C:\WINNT>ping -? Usage: ping [-t] [-a] [-n count] [-l size] [-f] [-i TTL] [-v TOS] [-r count] [-s count] [[-j host-list] | [-k host-list]] [-w timeout] destination-list Options: -t Ping the specified host until interrupted. -a Resolve addresses to hostnames. -n count Number of echo requests to send. -l size Send buffer size. -f Set Don’t Fragment flag in packet. -i TTL Time To Live. -v TOS Type Of Service. -r count Record route for count hops. -s count Timestamp for count hops. -j host-list Loose source route along host-list. -k host-list Strict source route along host-list. -w timeout Timeout in milliseconds to wait for each reply.
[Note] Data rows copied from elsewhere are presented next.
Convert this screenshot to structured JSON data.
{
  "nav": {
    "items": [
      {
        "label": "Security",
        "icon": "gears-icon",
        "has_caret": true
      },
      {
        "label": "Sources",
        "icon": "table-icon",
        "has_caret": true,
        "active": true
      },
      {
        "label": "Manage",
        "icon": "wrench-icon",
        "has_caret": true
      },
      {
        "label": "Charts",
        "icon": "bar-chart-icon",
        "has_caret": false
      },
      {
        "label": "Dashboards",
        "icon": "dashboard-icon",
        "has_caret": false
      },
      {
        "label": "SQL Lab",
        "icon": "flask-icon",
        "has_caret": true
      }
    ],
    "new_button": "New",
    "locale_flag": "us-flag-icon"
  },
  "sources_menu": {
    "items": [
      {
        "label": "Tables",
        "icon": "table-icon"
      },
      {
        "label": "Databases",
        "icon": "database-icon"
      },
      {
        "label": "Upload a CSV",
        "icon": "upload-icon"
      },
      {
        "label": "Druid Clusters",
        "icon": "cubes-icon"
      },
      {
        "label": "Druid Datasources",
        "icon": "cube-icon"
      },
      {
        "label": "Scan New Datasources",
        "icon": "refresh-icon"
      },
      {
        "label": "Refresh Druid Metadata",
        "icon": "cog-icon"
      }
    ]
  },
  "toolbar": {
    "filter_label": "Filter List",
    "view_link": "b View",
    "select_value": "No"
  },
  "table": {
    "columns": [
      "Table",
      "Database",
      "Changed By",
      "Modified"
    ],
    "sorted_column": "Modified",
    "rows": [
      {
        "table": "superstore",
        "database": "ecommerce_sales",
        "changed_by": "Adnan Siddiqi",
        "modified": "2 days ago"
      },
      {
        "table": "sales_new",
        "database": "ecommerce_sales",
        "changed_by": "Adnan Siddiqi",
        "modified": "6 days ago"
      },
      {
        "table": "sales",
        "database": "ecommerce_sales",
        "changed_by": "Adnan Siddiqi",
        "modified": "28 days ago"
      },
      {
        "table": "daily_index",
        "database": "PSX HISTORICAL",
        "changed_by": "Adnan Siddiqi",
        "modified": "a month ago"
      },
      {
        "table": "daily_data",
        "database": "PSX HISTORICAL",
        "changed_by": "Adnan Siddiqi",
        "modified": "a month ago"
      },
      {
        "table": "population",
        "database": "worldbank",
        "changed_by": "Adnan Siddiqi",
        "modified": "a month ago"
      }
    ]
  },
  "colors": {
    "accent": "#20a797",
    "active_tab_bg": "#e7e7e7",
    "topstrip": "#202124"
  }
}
For example, you can specify the size of the packets to use, how many packets to send, and how much time to wait for a response. There are some more advanced options of the PING utility such as specifying the type of service (TOS), the initial TTL value, and the source route. These options directly affect the header of the IP packet in which the ICMP message is encapsulated. For example, the command
PING -v 12 -j 184.108.40.206 220.127.116.11 18.104.22.168 www.runnet.ru
will cause the following ICMP packets to be sent (note that by specifying the PING options –v and –j we set the values of some fields in the IP header– printed in bold typeface):
+ FRAME: Base frame properties + ETHERNET: ETYPE = 0x0800 : Protocol = IP: DOD Internet Protocol IP: ID = 0x2155; Proto = ICMP; Len: 76 IP: Version = 4 (0x4) IP: Header Length = 36 (0x24) IP: Service Type = 12 (0xC) IP: Precedence = 0x0C IP: ...0.... = Normal Delay IP: ....1... = High Throughput IP: .....1.. = High Reliability IP: Total Length = 76 (0x4C) IP: Identification = 8533 (0x2155) + IP: Flags Summary = 0 (0x0) IP: Fragment Offset = 0 (0x0) bytes IP: Time to Live = 252 (0xFC) IP: Protocol = ICMP - Internet Control Message IP: Checksum = 0xF92C IP: Source Address = 22.214.171.124 IP: Destination Address = 126.96.36.199 IP: Option Fields = 131 (0x83) IP: Loose Source Routing Option = 131 (0x83) IP: Option Length = 15 (0xF) IP: Routing Pointer = 16 (0x10) IP: Route Traveled = 194 (0xC2) IP: Gateway = 188.8.131.52 IP: Gateway = 184.108.40.206 IP: Gateway = 220.127.116.11 IP: End of Options = 0 (0x0) IP: Data: Number of data bytes remaining = 40 (0x0028) + ICMP: Echo Reply, To 18.104.22.168 From 22.214.171.124
The Internet Protocol (IP) is used to transport datagrams between Internet hosts. It is known as a connectionless datagram service, that is it transports datagrams on a best-effort basis. If an error occurs en route to the destination, the IP does not have the error-handling facilities to report or correct these errors. The ICMP protocol provides a method of sending information to the source host regarding information about a datagram. ICMP is a separate protocol from IP, but every IP implementation must include the ICMP protocol. ICMP makes use of the IP protocol as a transport and like IP, ICMP is best-effort; an ICMP message is not guaranteed to arrive at its destination. The purpose of ICMP is to provide feedback regarding the network and datagrams, it is not to make IP a reliable transport mechanism. ICMP messages use a basic IP datagram header with the IP data being the ICMP message. The IP source address is that of the host or gateway sending the ICMP message with the destination IP address being that of the original source IP address. RFC 792 states that, where applicable, each ICMP message contains the IP header and first 64 bits of the original datagram which is used to match the datagram to a process. RFC 1812 indicates that this is no longer adequate and an ICMP message, where applicable, should contain as much of the original datagram as possible that can fit within a 576 byte message.